Exercise details:
The response must contain every line below in which "chat" appears.

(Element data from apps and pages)

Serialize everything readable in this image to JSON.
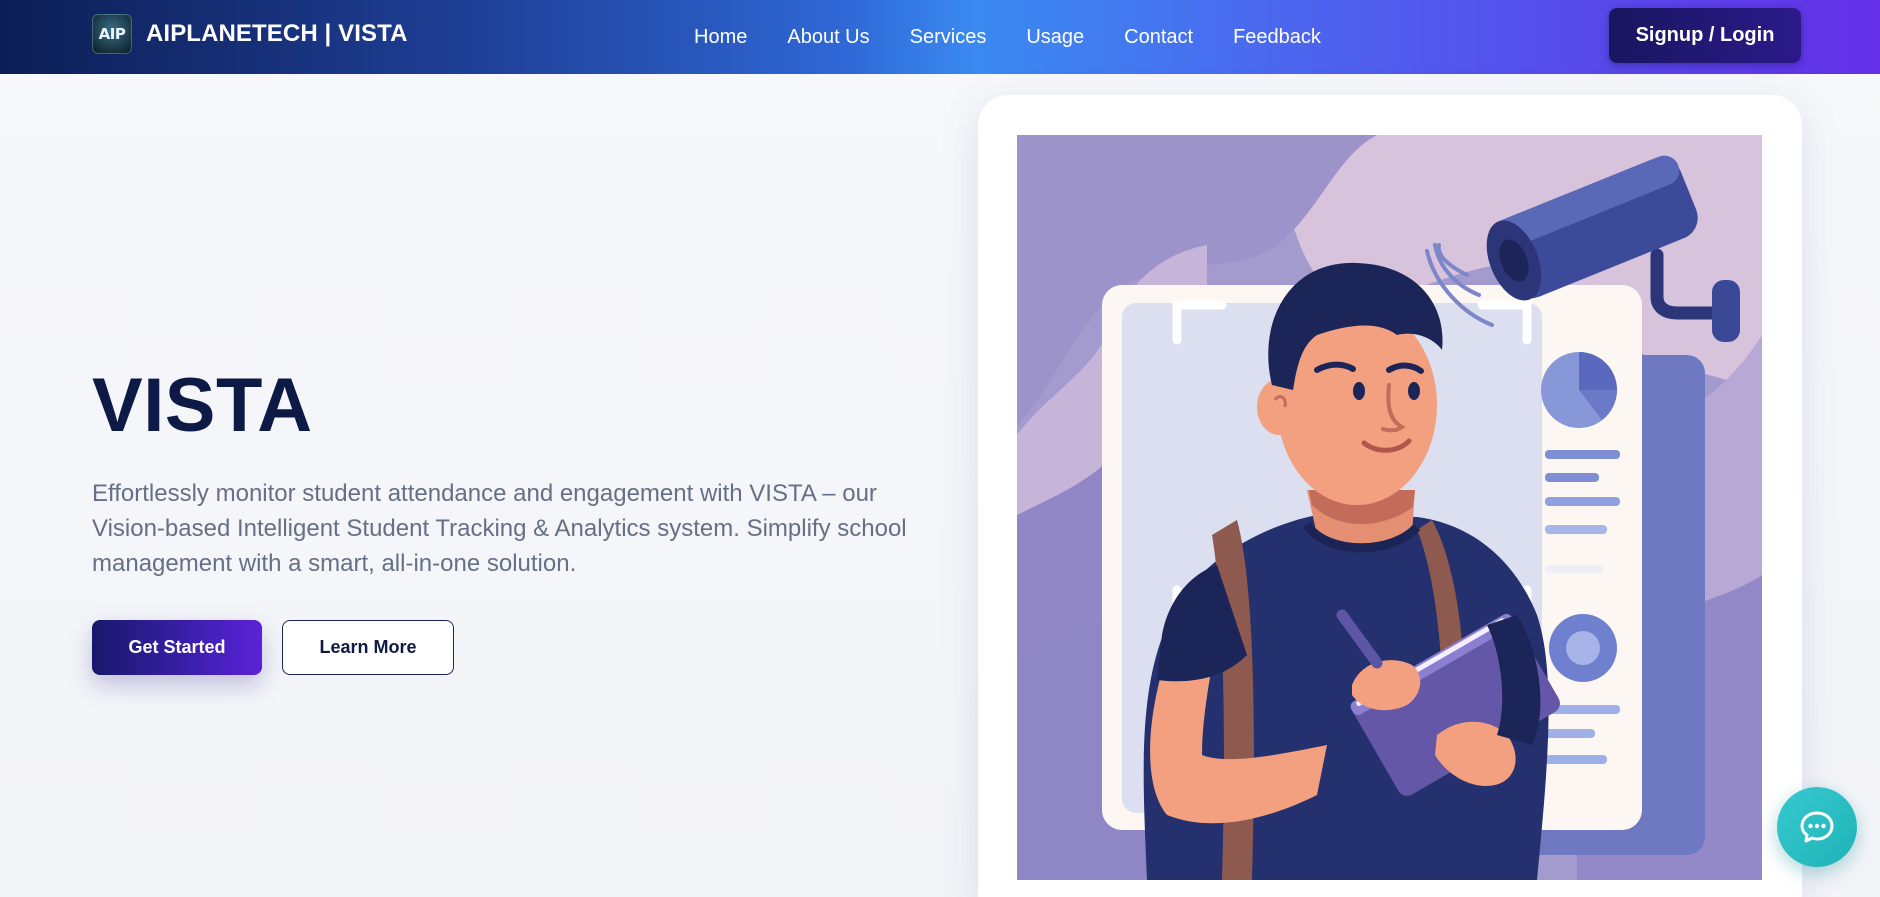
{
  "brand": {
    "logo_text": "AIP",
    "name": "AIPLANETECH | VISTA"
  },
  "nav": {
    "links": [
      "Home",
      "About Us",
      "Services",
      "Usage",
      "Contact",
      "Feedback"
    ],
    "login_label": "Signup / Login"
  },
  "hero": {
    "title": "VISTA",
    "description": "Effortlessly monitor student attendance and engagement with VISTA – our Vision-based Intelligent Student Tracking & Analytics system. Simplify school management with a smart, all-in-one solution.",
    "primary_button": "Get Started",
    "secondary_button": "Learn More"
  },
  "illustration": {
    "subject": "student-with-tablet",
    "camera_icon": "security-camera-icon"
  },
  "chat": {
    "icon": "chat-bubble-icon"
  },
  "colors": {
    "nav_start": "#0c1e55",
    "nav_end": "#6330e8",
    "title": "#0d1a45",
    "body_text": "#667085",
    "chat": "#2ec2c8"
  }
}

Exercise answer:
  "chat": {
    "icon": "chat-bubble-icon"
    "chat": "#2ec2c8"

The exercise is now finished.